▶ **Data provided**
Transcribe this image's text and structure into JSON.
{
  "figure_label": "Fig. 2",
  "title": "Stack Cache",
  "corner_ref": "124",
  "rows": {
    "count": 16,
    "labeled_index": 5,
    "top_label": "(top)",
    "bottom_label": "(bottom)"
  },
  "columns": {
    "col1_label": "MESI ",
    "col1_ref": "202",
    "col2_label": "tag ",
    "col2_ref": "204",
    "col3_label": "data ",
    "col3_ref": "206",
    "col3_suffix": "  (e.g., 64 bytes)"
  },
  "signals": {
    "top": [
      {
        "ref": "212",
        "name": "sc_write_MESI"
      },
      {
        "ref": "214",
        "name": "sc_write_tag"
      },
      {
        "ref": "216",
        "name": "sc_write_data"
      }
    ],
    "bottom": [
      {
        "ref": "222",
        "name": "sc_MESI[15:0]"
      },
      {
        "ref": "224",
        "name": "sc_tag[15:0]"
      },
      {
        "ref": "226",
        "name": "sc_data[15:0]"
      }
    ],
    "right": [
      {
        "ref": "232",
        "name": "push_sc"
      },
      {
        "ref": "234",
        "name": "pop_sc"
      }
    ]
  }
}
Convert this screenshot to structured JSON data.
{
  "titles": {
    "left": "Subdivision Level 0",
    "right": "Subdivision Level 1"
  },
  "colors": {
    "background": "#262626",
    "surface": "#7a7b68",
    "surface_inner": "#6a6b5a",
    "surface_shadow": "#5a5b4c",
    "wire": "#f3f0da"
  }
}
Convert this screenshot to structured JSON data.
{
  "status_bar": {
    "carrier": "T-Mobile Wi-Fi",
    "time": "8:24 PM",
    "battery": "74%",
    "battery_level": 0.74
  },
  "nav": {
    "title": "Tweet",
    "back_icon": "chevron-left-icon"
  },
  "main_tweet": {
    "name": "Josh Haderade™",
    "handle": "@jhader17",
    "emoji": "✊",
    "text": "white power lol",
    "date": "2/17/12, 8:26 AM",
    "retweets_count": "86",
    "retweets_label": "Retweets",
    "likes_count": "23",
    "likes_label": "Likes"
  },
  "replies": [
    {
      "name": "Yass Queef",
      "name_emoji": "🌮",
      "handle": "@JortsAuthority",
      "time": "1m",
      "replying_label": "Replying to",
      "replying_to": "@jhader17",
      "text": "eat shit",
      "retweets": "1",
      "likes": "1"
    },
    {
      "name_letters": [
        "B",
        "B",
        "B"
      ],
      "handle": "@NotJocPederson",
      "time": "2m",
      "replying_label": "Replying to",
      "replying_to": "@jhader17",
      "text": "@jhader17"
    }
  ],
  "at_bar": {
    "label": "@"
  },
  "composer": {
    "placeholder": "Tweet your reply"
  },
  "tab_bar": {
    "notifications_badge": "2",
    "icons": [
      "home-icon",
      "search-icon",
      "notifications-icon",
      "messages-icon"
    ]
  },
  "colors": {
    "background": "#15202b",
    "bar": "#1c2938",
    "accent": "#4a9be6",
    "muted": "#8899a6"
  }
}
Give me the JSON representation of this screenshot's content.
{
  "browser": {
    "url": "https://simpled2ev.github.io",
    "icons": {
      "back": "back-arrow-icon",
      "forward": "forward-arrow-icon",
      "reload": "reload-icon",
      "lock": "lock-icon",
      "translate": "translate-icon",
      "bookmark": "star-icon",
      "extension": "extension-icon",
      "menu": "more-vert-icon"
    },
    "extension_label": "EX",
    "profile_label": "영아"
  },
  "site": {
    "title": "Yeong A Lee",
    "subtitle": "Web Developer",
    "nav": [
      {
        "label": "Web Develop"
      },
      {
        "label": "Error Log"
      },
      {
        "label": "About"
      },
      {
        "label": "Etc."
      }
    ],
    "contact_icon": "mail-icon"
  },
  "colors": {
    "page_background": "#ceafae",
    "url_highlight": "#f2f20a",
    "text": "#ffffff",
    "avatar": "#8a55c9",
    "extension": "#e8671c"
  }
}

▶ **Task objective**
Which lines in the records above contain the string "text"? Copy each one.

▶ **Exercise response**
Transcribe this image's text and structure into JSON.
    "text": "white power lol",
      "text": "eat shit",
      "text": "@jhader17"
    "text": "#ffffff",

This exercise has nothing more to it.